Source material:

○ ○ ○ ○ ○ ○ ○

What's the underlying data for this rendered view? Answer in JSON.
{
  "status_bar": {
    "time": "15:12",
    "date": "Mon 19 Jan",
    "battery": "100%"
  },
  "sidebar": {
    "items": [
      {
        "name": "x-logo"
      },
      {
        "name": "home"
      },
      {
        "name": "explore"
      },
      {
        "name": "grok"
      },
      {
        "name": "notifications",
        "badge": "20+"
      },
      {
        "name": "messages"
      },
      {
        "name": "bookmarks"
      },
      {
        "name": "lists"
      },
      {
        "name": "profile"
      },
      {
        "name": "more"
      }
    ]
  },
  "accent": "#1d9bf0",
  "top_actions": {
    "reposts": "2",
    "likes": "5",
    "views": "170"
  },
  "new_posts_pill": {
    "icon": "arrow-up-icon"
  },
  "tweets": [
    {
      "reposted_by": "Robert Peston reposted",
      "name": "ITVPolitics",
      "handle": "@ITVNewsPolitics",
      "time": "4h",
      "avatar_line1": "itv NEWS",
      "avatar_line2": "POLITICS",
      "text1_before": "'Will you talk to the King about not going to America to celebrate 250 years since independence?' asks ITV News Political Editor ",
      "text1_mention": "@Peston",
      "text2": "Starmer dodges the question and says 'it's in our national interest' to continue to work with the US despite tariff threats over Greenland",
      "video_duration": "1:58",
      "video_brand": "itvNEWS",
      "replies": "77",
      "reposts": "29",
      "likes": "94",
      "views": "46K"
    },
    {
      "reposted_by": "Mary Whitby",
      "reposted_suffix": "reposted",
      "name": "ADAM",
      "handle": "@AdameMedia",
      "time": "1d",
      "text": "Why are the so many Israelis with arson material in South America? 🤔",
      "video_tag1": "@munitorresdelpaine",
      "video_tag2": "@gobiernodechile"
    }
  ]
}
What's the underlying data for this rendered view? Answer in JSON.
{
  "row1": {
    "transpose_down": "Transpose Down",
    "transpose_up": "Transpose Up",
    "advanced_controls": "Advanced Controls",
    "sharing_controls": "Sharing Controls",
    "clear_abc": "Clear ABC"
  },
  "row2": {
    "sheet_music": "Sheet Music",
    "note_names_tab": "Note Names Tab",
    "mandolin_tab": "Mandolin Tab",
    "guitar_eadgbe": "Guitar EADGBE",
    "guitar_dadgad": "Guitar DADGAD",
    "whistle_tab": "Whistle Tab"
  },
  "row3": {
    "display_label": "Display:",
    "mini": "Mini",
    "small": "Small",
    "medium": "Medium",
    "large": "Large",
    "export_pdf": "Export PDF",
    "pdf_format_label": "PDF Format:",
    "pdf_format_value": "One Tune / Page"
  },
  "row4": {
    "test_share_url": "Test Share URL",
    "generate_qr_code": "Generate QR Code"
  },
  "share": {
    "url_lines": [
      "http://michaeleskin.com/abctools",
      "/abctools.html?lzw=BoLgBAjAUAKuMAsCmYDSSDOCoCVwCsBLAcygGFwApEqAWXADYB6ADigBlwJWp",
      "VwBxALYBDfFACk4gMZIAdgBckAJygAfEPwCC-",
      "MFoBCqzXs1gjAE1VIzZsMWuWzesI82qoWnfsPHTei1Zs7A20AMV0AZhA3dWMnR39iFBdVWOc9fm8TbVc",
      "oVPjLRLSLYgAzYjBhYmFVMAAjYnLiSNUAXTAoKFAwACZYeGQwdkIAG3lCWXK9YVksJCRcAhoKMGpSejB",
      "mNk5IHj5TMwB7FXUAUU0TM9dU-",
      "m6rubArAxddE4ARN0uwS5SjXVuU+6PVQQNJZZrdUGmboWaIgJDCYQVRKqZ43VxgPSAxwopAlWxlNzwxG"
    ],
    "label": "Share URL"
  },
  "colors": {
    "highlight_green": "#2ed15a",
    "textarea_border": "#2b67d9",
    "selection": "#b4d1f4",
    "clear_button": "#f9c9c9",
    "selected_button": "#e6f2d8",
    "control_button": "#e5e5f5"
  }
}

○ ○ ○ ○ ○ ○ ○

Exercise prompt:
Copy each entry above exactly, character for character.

Written solution:
What's the underlying data for this rendered view? Answer in JSON.
{
  "status_bar": {
    "time": "15:12",
    "date": "Mon 19 Jan",
    "battery": "100%"
  },
  "sidebar": {
    "items": [
      {
        "name": "x-logo"
      },
      {
        "name": "home"
      },
      {
        "name": "explore"
      },
      {
        "name": "grok"
      },
      {
        "name": "notifications",
        "badge": "20+"
      },
      {
        "name": "messages"
      },
      {
        "name": "bookmarks"
      },
      {
        "name": "lists"
      },
      {
        "name": "profile"
      },
      {
        "name": "more"
      }
    ]
  },
  "accent": "#1d9bf0",
  "top_actions": {
    "reposts": "2",
    "likes": "5",
    "views": "170"
  },
  "new_posts_pill": {
    "icon": "arrow-up-icon"
  },
  "tweets": [
    {
      "reposted_by": "Robert Peston reposted",
      "name": "ITVPolitics",
      "handle": "@ITVNewsPolitics",
      "time": "4h",
      "avatar_line1": "itv NEWS",
      "avatar_line2": "POLITICS",
      "text1_before": "'Will you talk to the King about not going to America to celebrate 250 years since independence?' asks ITV News Political Editor ",
      "text1_mention": "@Peston",
      "text2": "Starmer dodges the question and says 'it's in our national interest' to continue to work with the US despite tariff threats over Greenland",
      "video_duration": "1:58",
      "video_brand": "itvNEWS",
      "replies": "77",
      "reposts": "29",
      "likes": "94",
      "views": "46K"
    },
    {
      "reposted_by": "Mary Whitby",
      "reposted_suffix": "reposted",
      "name": "ADAM",
      "handle": "@AdameMedia",
      "time": "1d",
      "text": "Why are the so many Israelis with arson material in South America? 🤔",
      "video_tag1": "@munitorresdelpaine",
      "video_tag2": "@gobiernodechile"
    }
  ]
}
What's the underlying data for this rendered view? Answer in JSON.
{
  "row1": {
    "transpose_down": "Transpose Down",
    "transpose_up": "Transpose Up",
    "advanced_controls": "Advanced Controls",
    "sharing_controls": "Sharing Controls",
    "clear_abc": "Clear ABC"
  },
  "row2": {
    "sheet_music": "Sheet Music",
    "note_names_tab": "Note Names Tab",
    "mandolin_tab": "Mandolin Tab",
    "guitar_eadgbe": "Guitar EADGBE",
    "guitar_dadgad": "Guitar DADGAD",
    "whistle_tab": "Whistle Tab"
  },
  "row3": {
    "display_label": "Display:",
    "mini": "Mini",
    "small": "Small",
    "medium": "Medium",
    "large": "Large",
    "export_pdf": "Export PDF",
    "pdf_format_label": "PDF Format:",
    "pdf_format_value": "One Tune / Page"
  },
  "row4": {
    "test_share_url": "Test Share URL",
    "generate_qr_code": "Generate QR Code"
  },
  "share": {
    "url_lines": [
      "http://michaeleskin.com/abctools",
      "/abctools.html?lzw=BoLgBAjAUAKuMAsCmYDSSDOCoCVwCsBLAcygGFwApEqAWXADYB6ADigBlwJWp",
      "VwBxALYBDfFACk4gMZIAdgBckAJygAfEPwCC-",
      "MFoBCqzXs1gjAE1VIzZsMWuWzesI82qoWnfsPHTei1Zs7A20AMV0AZhA3dWMnR39iFBdVWOc9fm8TbVc",
      "oVPjLRLSLYgAzYjBhYmFVMAAjYnLiSNUAXTAoKFAwACZYeGQwdkIAG3lCWXK9YVksJCRcAhoKMGpSejB",
      "mNk5IHj5TMwB7FXUAUU0TM9dU-",
      "m6rubArAxddE4ARN0uwS5SjXVuU+6PVQQNJZZrdUGmboWaIgJDCYQVRKqZ43VxgPSAxwopAlWxlNzwxG"
    ],
    "label": "Share URL"
  },
  "colors": {
    "highlight_green": "#2ed15a",
    "textarea_border": "#2b67d9",
    "selection": "#b4d1f4",
    "clear_button": "#f9c9c9",
    "selected_button": "#e6f2d8",
    "control_button": "#e5e5f5"
  }
}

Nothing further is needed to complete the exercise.